TASK OBJECTIVE
For this exercise, copy each line of the records that contains the word "Brodziki".

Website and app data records
————
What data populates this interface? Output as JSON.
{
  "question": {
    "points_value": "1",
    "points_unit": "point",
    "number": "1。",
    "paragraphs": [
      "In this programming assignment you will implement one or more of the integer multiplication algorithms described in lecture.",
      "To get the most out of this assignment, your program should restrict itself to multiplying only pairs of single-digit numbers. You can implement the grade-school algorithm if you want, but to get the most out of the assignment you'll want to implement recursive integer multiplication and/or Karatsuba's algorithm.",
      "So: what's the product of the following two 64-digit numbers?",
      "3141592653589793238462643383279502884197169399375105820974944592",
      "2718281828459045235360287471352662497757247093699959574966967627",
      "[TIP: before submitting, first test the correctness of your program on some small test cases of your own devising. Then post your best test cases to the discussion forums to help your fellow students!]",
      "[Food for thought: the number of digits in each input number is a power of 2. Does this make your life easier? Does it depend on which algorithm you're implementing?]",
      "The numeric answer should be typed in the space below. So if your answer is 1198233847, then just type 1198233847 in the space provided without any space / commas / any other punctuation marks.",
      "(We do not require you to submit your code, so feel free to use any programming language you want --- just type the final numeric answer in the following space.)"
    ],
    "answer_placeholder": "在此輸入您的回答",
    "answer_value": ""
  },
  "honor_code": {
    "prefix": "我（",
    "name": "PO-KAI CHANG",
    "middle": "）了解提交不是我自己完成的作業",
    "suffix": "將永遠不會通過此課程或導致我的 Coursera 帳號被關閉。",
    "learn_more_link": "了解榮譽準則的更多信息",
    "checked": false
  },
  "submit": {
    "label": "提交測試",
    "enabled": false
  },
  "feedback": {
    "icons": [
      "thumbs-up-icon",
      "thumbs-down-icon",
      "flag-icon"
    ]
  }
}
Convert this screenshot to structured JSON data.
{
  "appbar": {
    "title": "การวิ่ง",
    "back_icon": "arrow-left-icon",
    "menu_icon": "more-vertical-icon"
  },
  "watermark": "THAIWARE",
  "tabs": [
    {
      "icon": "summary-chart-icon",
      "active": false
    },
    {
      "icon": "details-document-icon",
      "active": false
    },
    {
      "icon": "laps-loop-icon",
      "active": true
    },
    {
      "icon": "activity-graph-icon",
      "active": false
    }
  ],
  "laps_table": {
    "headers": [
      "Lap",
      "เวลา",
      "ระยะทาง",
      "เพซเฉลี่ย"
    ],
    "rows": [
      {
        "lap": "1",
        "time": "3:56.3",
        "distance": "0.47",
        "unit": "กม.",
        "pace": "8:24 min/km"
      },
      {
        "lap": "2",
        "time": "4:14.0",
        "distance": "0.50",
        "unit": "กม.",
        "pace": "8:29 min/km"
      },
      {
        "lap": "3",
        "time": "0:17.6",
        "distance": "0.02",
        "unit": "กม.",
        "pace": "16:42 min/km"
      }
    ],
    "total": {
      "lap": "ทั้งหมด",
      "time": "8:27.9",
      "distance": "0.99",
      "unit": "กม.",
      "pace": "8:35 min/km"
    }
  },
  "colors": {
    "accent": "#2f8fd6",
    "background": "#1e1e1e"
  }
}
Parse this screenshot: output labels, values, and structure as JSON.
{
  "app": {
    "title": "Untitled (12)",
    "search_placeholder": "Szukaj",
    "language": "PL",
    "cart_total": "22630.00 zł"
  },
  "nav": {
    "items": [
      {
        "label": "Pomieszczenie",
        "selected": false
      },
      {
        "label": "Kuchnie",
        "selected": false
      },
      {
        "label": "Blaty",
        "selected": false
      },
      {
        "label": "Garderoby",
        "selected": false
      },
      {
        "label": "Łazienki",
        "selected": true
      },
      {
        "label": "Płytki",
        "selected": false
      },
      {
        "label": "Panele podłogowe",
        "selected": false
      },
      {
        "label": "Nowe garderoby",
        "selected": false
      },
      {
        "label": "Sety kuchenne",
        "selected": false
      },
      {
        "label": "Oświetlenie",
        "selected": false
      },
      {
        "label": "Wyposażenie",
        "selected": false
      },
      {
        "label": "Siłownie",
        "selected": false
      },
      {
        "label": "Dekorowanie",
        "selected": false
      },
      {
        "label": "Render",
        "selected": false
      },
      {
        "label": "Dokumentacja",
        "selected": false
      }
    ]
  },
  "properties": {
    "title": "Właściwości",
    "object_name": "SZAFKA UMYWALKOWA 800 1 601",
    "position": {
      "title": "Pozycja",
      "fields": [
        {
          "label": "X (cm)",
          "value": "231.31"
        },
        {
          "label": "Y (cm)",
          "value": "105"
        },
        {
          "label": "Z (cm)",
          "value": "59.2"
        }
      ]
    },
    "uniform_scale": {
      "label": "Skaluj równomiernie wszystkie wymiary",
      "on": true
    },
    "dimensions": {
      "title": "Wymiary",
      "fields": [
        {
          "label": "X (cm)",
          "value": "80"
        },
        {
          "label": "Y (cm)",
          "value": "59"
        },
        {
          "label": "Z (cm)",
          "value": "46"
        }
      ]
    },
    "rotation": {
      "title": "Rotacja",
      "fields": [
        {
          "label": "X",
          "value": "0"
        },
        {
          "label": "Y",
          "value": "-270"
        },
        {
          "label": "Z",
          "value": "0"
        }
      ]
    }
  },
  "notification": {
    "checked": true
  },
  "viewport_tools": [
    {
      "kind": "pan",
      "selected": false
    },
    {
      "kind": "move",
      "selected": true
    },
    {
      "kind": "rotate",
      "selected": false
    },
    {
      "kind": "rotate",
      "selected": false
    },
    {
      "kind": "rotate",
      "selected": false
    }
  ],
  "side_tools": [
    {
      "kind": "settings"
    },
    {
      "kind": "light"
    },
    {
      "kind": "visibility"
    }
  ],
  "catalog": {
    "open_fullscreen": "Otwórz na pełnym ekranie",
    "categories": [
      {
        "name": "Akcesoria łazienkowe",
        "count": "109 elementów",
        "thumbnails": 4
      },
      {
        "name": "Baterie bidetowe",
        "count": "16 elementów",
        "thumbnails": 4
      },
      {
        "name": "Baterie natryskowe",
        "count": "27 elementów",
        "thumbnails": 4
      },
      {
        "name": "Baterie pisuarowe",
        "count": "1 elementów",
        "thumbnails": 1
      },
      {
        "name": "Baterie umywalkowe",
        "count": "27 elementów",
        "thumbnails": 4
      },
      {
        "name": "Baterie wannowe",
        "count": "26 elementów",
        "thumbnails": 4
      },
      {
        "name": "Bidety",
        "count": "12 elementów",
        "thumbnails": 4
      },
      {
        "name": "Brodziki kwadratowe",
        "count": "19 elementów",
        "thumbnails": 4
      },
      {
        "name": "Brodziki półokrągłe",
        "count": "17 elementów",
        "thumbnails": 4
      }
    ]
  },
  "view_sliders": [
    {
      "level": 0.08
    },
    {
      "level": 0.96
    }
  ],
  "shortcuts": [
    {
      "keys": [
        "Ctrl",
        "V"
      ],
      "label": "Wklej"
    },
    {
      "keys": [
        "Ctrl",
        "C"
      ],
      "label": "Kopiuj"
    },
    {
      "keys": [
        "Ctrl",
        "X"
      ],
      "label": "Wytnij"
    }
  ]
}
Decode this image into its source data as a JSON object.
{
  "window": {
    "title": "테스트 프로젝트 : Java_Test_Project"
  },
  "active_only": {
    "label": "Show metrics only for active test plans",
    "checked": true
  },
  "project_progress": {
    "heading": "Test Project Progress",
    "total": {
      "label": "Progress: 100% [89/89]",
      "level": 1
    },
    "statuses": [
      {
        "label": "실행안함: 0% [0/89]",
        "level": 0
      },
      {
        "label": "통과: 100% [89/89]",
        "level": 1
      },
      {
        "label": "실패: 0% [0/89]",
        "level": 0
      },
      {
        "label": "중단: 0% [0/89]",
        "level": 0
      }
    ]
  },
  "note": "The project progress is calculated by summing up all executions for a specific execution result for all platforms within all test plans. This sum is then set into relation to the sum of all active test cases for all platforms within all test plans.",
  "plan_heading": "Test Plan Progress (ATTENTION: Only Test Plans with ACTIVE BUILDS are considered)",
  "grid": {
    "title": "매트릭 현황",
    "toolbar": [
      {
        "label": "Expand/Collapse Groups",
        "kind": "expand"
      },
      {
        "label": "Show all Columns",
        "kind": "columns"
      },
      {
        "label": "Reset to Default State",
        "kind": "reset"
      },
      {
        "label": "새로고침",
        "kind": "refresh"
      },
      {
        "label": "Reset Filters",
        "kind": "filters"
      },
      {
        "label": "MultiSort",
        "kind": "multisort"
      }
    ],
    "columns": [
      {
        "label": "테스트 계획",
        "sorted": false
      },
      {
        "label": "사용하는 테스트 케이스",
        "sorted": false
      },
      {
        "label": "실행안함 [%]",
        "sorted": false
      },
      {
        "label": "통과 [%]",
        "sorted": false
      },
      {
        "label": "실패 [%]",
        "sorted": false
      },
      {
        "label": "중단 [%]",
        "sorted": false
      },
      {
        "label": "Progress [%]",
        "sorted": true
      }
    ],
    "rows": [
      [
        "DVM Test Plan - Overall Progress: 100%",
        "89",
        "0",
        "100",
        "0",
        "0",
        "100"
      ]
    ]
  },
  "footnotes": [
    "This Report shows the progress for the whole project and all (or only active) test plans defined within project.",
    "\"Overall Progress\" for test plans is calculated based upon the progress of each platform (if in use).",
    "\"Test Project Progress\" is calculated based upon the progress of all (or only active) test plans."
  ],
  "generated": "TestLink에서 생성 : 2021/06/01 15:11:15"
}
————
WRITTEN ANSWER
        "name": "Brodziki kwadratowe",
        "name": "Brodziki półokrągłe",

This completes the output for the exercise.